On March 23, distinguished professors Dr. Anver Emon and Dr. Mohamma Salaama lectured for Trent’s Centre for Human Rights, Equity and Accessibility.

The “Embracing Difference in Difficult Times: Rights, Faith, Identity and Muslims” talk comes at a time when Muslims and their faith are coming under increased pressure in the West, with this talk seeking to explore how these problems can be reconciled.

The lecture, which was being televised at Durham College, kicked off with words from President Leo Groarke and then Dr. Mike Alcott, head of Trent International Program (TIP).

First up to speak was Emon. A professor at the University of Toronto, Faculty of Law and Guggenheim Fellow in the field of law, Emon is an “internationally recognised authority on Islamic Law and Islamic Legal history.”

His research concentrated on premodern and modern Islamic legal history and theory, premodern modes of governance and adjudication and the role of Shari’a both inside and outside the Muslim world.

Naturally, his talk was based in his legal background, exploring Islamic law to explain how we might achieve greater tolerance and integration. Emon began by highlighting how reductive the discourse on Muslims has become.

Often, the Muslim as “agent” is reduced to the text, with no thought of separateness between other Muslims or between themselves and the text. This means that one Muslim can often be reductively made to represent Muslims as a whole.

So, we must separate the Muslim from the text, recognizing the context and reality of the text, but that of the Muslim too. It is an important point, when the discourse seems to clump all Muslims together *cough* Donald Trump and Ted Cruz *cough*.

Emon wanted to use Islamic law as a way of exploring how the “Islamic” is viewed in the West.

Particularly, Emon sited the Dhimmi rules, which are ninth to fifteenth century Sunni Islamic texts, regarding the treatment of non-Muslim permanent residents in Islamic lands.

On one hand, is it about how the West views Islam’s treatment of the “other,” and on the other hand it about how it actually implemented in Islamic lands. The question is usually “is Islam tolerant?” rather than “are Muslims tolerant,” a question about your neighbours and friends.

Again, we are not separating people today from a 1,300-year-old religion. Here, I would also have pondered the question of judging a religion based on the tolerance of today’s morality, when the religion’s context is 1,300 years prior.

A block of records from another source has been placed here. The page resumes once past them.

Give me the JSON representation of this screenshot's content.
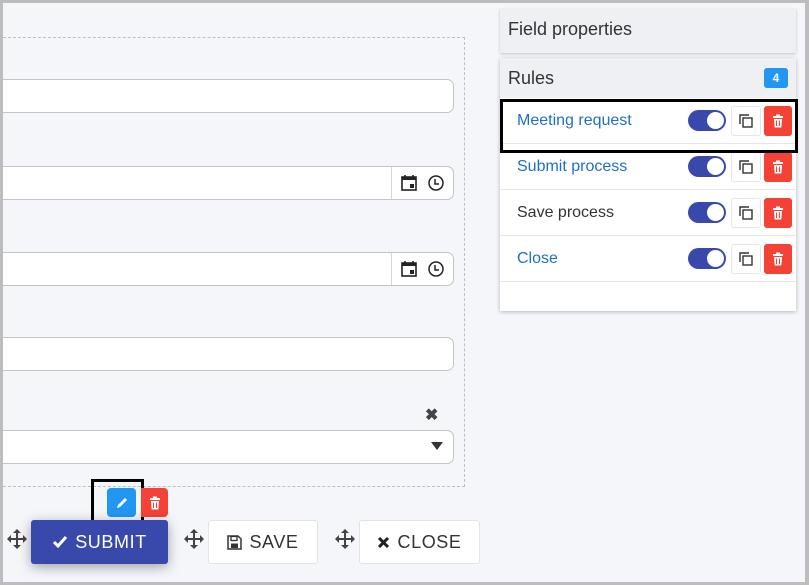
{
  "form": {
    "fields": [
      {
        "type": "text",
        "value": ""
      },
      {
        "type": "datetime",
        "value": "",
        "icons": [
          "calendar-icon",
          "clock-icon"
        ]
      },
      {
        "type": "datetime",
        "value": "",
        "icons": [
          "calendar-icon",
          "clock-icon"
        ]
      },
      {
        "type": "text",
        "value": ""
      },
      {
        "type": "select",
        "selected": "",
        "clear_icon": "close-icon",
        "caret_icon": "caret-down-icon"
      }
    ],
    "field_toolbar": {
      "edit_icon": "pencil-icon",
      "delete_icon": "trash-icon"
    }
  },
  "buttons": {
    "submit": {
      "label": "SUBMIT",
      "icon": "check-icon",
      "color": "#3949ab"
    },
    "save": {
      "label": "SAVE",
      "icon": "floppy-disk-icon"
    },
    "close": {
      "label": "CLOSE",
      "icon": "x-icon"
    }
  },
  "side_panel": {
    "field_properties_title": "Field properties",
    "rules": {
      "title": "Rules",
      "count": "4",
      "items": [
        {
          "label": "Meeting request",
          "enabled": true,
          "style": "link"
        },
        {
          "label": "Submit process",
          "enabled": true,
          "style": "link"
        },
        {
          "label": "Save process",
          "enabled": true,
          "style": "plain"
        },
        {
          "label": "Close",
          "enabled": true,
          "style": "link"
        }
      ]
    }
  },
  "colors": {
    "primary": "#3949ab",
    "info": "#2196f3",
    "danger": "#f44336",
    "link": "#1e6fc9"
  }
}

Emon sees tolerance as the wrong term, because it hides behind a larger politics of governing. State law essentially determines the other and what we tolerate as the other.

This shapes the way that religion is construed and so we should consider what the state is doing when it adjudicates.

Then came Salaama, another formidable scholar. He is Associate Professor of Arabic and Chair of the Department of Modern Languages and Literature at San Francisco State University.

Currently he is completing a monograph on Islam and the Culture of Modern Egypt: 1908-1958, a work of primary research and original scholarship.

He began by drawing attention to the double entendre in his talk’s title, Free Islam, one that acknowledge a free Islam and but also is an imperative: to free to religion from both dogma and Islamophobia.

It is both the destination and the commute, so if we are to have free societies, we must educate our students, the “torchbearers of knowledge,” with these conversations along the way.

“The will to life and the path to freedom is to be found in learning, in thinking and contemplation.”

As well as with ensuring our knowledge, we must eradicate danger from our societies, if we are to be free.

Salaama’s talk was punctuated with lilting Arabic, as he would quote the Qur’an in both Arabic and English, while he read from slides written in Arabic too. It was refreshing and enlightening.

One could find his or herself thinking that the nauseating Islamophobe could have done with seeing this talk, rather than a room full of interested, educated and probably progressive folk.

Both talks sought to deal with the Islamic in a modern context, and while Emon’s talk may have had more direction, clarity and conviction, it was Salaama’s that might have had a better chance of achieving something.

He showed Islam and Arabic to have just as much beauty as any Western faith or language, that there is indeed nothing to fear from the “other.”

So maybe the way to break down a few barriers is to gently nudge Islam towards those who are resisting it, at the same time that many others incorporated into our societies.